Rachael Burks wants to be one of the wolves running with other wolves.
Two summers ago, laid up with an ankle injury and trying to make money for her next winter of filming, she got pissed off at the pay-to-play paradigm of ski movie appearances.
"My ski sponsor pulled out of the film company I was working with, so I had to get together $10,000 to film with them," she says. "I thought, 'that's the only way for me to advance my career. Gosh, if I don't make one of these movies, I'm backsliding.'"
She thought there should be another way way for female athletes who are underrepresented in major ski films to be able to promote themselves, even if they couldn't pay their way. "There are lots of women out there, but they're not getting a lot of exposure," she says. So she decided to build a platform and take video submissions from women across action sports.
Femalewolfpack.com, Burks' video aggregation site, soft-launched earlier this month and goes live for real on January 1. She says she's already received more submissions than she can handle, and that the feedback, from both men and women, has all been positive. "It's turned into something a lot bigger than I thought it would be," she says. "People from all over the world are sending submissions in."
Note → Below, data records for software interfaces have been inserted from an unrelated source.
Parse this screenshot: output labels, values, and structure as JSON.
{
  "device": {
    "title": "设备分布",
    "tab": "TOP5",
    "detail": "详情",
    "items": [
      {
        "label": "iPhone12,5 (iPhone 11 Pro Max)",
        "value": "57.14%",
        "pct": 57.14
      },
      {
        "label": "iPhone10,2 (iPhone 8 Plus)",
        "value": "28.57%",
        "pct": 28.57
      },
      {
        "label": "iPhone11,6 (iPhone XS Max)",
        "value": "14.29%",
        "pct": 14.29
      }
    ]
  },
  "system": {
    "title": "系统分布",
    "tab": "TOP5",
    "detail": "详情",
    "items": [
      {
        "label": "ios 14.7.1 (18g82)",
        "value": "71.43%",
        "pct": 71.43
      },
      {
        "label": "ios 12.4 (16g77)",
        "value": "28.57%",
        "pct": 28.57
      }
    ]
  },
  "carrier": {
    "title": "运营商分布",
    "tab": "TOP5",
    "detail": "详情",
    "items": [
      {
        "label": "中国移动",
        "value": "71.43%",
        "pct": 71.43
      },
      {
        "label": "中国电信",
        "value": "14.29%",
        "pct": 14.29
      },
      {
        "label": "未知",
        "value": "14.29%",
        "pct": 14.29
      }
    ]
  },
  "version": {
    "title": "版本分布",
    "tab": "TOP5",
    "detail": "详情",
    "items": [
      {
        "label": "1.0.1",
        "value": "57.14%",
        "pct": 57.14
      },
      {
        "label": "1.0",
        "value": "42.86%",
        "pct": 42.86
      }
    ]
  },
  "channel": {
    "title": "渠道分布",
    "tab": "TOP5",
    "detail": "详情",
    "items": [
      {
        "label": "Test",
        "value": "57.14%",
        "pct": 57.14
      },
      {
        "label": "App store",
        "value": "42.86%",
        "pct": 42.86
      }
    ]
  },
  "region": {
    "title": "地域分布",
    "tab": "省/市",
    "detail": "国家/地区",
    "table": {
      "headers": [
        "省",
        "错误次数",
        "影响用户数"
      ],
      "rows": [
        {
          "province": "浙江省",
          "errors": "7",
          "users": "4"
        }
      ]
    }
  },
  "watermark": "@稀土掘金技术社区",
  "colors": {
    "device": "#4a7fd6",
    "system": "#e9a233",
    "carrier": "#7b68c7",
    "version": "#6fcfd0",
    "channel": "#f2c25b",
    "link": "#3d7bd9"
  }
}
The site serves two purposes. It's a way for athletes to use the free magic of the Internet to get eyes on their edits and their skiing, but it's also—Burks hopes—a source of inspiration. She says the lack of visible female role models in skiing is hurting the sport, and that she wants the site (named after The Hangover) to give girls exposure to a ton of people to look up to.
"It's a bad representation of the women out there that you either have to be Sarah Burke or Ingrid Backstrom," Burks says. "It's like saying, 'you're either Wayne Gretzky or Michael Jordan, and if you're not, you better pull out now.' That's not true."